As the Vietnam War took over the nation, a variety of other protests popped up around the avenue and the university. One of the most memorable incidents occurred in 1969 as Berkeley residents took over an empty lot off of Telegraph. The lot had been allotted for student housing, but as the university fell short of funding, the lot fell into abandon. Student activists developed a plan to turn the lot into a public park, gaining support from local merchants and residents. According to activist Michael Delacour, ‘We wanted a free speech area that wasn’t really controlled like [UC Berkeley’s] Sproul Plaza was. It was another place to organize, another place to have a rally. The park was secondary.’
People’s Park © Joe Mabel/Wikipedia
Without official consent, students rallied the community and proceeded to start building the park they had envisioned. Locals filled the park with plants and soil, and it was nearly finished by only three weeks after. The park was met with approval and affection by most of the community while university administrators continued to establish plans to take over the park and turn it into a sports field. The chancellor promised not to take any action on the park without warning the People’s Park committee.

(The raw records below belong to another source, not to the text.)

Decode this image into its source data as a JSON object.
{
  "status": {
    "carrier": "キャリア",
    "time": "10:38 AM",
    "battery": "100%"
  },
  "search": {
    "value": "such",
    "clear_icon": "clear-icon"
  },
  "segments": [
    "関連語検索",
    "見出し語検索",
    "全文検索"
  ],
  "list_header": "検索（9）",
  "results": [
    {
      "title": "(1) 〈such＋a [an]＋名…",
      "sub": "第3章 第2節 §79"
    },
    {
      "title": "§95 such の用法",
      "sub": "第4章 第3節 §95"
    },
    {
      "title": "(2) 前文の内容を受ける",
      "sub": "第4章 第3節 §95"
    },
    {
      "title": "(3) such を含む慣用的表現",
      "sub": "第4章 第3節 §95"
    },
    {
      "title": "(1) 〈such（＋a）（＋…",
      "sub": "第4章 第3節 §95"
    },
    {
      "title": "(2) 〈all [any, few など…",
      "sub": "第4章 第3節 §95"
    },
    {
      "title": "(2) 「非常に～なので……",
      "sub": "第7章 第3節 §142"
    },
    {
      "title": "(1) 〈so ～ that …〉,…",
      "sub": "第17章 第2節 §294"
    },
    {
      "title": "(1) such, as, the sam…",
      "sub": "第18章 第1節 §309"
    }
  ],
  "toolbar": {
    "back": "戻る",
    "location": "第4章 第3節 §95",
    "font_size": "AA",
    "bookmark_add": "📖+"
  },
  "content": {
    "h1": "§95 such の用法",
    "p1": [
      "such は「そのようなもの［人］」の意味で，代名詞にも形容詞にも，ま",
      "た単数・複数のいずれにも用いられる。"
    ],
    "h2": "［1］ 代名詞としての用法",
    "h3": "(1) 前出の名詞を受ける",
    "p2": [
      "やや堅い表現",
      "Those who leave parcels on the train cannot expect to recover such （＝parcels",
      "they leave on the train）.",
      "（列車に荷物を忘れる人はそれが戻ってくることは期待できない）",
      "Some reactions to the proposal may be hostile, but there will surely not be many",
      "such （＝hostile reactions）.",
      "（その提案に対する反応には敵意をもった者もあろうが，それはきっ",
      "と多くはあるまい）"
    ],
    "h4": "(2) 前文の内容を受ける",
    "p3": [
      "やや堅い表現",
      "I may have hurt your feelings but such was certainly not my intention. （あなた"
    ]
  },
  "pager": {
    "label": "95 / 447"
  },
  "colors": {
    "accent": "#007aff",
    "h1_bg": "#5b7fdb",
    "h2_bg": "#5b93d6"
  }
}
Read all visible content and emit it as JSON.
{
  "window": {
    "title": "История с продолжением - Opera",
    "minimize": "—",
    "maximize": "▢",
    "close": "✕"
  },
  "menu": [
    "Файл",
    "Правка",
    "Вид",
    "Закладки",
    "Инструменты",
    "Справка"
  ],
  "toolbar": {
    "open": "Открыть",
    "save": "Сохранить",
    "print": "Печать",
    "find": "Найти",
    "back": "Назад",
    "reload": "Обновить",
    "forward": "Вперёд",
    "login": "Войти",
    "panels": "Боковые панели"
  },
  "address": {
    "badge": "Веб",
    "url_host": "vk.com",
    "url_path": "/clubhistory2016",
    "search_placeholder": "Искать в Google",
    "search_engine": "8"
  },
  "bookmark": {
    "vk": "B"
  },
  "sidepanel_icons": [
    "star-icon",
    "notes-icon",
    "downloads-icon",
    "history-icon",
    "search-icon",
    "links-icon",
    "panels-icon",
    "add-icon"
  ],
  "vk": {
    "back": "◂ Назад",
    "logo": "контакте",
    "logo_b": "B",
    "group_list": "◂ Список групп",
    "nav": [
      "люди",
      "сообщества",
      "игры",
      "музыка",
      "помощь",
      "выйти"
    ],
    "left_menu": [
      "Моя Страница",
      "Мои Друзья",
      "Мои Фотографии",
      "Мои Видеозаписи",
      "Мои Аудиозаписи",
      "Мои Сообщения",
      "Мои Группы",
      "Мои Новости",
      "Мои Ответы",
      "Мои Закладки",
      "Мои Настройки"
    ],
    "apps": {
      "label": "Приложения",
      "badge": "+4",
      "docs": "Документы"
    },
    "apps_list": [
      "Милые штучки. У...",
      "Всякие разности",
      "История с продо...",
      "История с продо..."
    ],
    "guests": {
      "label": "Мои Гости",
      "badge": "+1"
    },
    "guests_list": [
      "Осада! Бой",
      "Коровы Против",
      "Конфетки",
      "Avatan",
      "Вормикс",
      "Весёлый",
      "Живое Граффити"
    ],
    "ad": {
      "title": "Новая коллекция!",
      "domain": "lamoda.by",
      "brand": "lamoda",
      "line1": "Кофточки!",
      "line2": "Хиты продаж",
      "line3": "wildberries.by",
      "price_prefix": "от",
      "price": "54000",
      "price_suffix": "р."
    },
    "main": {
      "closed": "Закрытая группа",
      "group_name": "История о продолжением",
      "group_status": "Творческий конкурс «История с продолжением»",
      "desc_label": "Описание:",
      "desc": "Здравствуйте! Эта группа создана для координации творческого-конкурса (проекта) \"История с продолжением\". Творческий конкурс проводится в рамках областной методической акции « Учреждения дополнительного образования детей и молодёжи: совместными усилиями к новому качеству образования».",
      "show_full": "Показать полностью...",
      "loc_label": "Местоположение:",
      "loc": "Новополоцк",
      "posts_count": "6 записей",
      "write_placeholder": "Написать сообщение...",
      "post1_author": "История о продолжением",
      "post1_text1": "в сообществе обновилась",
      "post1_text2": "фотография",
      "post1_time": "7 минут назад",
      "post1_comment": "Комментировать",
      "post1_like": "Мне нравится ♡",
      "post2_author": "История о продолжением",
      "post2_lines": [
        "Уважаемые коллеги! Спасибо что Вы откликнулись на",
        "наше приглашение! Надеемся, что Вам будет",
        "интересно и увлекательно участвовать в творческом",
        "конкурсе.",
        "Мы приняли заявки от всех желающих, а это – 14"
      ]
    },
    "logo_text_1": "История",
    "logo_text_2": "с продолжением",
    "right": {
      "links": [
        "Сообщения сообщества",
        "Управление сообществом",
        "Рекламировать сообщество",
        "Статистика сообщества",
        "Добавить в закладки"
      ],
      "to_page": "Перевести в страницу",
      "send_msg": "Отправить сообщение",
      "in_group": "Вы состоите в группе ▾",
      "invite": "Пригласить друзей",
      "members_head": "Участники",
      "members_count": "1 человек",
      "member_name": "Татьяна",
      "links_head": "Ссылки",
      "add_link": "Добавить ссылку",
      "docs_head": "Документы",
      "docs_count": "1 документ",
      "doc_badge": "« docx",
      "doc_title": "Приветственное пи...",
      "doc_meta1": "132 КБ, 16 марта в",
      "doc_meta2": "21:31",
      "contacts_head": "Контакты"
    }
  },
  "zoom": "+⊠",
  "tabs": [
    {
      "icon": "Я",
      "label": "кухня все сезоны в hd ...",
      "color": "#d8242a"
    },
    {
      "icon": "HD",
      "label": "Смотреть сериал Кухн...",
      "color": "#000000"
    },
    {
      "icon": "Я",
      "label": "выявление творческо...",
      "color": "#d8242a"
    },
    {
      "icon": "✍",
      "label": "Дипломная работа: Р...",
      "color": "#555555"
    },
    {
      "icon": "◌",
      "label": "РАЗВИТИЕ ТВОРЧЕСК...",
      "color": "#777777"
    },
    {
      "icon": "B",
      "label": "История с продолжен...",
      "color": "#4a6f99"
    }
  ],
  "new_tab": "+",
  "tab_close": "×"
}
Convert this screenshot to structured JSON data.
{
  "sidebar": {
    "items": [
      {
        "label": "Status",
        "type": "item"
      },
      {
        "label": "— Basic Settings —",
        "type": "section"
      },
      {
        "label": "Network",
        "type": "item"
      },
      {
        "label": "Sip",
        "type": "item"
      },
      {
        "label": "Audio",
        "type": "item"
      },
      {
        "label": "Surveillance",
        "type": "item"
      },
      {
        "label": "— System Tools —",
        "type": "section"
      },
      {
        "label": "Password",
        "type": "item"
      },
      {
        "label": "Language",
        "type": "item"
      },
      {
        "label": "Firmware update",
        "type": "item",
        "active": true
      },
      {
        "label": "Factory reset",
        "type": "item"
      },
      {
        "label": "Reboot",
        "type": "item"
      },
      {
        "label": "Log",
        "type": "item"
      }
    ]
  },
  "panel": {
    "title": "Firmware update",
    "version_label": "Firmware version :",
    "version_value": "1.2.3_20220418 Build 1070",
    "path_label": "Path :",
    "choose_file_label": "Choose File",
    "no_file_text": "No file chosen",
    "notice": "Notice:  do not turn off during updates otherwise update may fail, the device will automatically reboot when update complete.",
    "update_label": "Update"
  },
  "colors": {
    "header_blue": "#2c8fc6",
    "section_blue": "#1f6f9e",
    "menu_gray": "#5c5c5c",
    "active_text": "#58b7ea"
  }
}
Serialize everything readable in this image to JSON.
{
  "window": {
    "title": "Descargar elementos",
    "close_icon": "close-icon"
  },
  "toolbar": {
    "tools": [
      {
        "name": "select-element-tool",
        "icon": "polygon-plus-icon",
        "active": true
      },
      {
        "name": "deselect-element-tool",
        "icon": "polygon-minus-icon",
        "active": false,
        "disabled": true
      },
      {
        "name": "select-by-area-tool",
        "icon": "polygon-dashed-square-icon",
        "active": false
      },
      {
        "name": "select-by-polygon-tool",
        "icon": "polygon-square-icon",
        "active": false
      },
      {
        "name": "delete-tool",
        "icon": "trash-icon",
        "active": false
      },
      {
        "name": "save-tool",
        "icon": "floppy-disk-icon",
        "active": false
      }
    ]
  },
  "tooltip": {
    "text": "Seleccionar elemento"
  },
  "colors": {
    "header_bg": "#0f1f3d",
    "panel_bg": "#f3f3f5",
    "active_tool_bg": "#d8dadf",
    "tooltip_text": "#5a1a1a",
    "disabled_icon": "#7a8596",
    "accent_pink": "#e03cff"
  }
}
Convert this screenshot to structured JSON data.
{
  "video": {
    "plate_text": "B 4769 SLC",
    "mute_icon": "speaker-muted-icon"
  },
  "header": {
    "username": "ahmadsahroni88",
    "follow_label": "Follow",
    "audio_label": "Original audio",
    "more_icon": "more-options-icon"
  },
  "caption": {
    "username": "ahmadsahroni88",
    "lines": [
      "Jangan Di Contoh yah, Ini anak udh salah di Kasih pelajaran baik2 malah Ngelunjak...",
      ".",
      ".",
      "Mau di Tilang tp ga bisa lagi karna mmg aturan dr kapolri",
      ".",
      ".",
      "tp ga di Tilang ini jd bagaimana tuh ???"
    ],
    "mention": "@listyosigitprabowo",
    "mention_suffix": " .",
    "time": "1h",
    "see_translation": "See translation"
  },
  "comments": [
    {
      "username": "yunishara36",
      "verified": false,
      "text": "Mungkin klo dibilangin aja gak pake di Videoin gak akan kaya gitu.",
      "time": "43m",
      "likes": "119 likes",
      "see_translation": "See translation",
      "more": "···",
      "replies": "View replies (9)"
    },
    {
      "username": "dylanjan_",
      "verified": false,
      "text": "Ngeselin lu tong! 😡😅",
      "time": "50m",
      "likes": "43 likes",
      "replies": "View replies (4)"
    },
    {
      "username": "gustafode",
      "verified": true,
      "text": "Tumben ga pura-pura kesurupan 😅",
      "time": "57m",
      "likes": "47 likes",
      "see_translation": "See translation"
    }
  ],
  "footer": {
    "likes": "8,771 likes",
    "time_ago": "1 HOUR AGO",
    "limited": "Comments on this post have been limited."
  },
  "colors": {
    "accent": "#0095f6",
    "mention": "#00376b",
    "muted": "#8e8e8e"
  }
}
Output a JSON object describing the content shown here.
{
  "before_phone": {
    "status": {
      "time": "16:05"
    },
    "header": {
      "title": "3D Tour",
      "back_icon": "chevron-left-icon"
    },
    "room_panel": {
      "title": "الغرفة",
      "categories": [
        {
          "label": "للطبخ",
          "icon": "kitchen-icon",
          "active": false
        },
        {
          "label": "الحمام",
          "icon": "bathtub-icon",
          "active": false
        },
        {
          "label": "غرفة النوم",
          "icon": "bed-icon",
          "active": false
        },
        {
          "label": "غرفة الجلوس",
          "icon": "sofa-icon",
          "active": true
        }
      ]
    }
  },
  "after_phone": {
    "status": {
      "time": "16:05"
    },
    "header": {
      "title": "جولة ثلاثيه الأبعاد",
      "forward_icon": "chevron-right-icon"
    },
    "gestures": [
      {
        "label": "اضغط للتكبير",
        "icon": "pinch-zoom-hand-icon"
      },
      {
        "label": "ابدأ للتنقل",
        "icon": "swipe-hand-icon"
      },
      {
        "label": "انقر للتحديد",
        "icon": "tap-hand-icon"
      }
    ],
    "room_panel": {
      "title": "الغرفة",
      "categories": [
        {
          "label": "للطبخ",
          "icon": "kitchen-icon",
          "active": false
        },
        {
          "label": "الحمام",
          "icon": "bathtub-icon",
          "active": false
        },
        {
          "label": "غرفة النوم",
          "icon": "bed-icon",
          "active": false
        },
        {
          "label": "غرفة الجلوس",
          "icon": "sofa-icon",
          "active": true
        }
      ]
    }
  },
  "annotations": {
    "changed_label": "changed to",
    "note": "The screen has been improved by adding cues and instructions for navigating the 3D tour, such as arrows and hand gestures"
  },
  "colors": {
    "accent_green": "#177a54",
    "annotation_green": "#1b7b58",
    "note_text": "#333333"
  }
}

Unfortunately, Governor Ronald Reagan (notorious for his disapproval of UC Berkeley’s activism) made no such promise. On May 15th, Reagan sent police officials to take over the park, destroying most of its newly cultivated plant life and built a fence to keep students out. Outraged, about 3,000 students rallied and stormed the park, throwing bricks and rocks at police officers, who returned fire with tear gas. The group of rioters grew to 6,000; cars shortly after were set on fire and about 800 police officers were sent to the scene. In a desperate attempt to maintain control when severely outnumbered, officers fired into the crowd with shotguns and buckshot, killing one student and blinding another community member. At least 128 students were admitted to the hospital with police-inflicted wounds, while many others avoided official treatment in order to evade arrest. UCPD claims 111 officers were wounded. The occasion became known as ‘Bloody Thursday.’ Over the next few weeks, Reagan sent in 2,700 National Guard troops to take back the city by aggressive means, and hundreds of demonstrators were arrested. The response included dispensing airborne teargas that spread around the entire city, hospitalizing innocent people and children for miles.
Police in full riot gear © Ivan Bandura/Wikipedia
Over the next few years, a series of smaller protests took place over the park, both peaceful and tumultuous. The Berkeley City Council finally voted to lease the park from the university, rebuilding it into what is still known as People’s Park today.
Throughout the 1970s, Telegraph’s radical reputation drew a diverse, countercultural crowd. The streets filled with multicultural shops and restaurants as artisans and craft vendors lined the sidewalks. Eventually the avenue became something of a tourist destination throughout the 80s and 90s, as visitors came to see what remained of northern California’s hippie mecca.
Street vendors © Bernt Rostad/Flickr
Today, Telegraph Avenue is still bustling and filled with students. While craft and art vendors can still be found lining the streets to sell their wares, the surrounding shops have evolved to include a mix of unique international specialty shops and corporate retail chains. A variety of street fairs and events are now hosted on Telegraph, celebrating a diverse array of arts and cultures, and perpetuating the avenue’s dedication to diversity and humanity.
Street vendors © Allan Ferguson/Flickr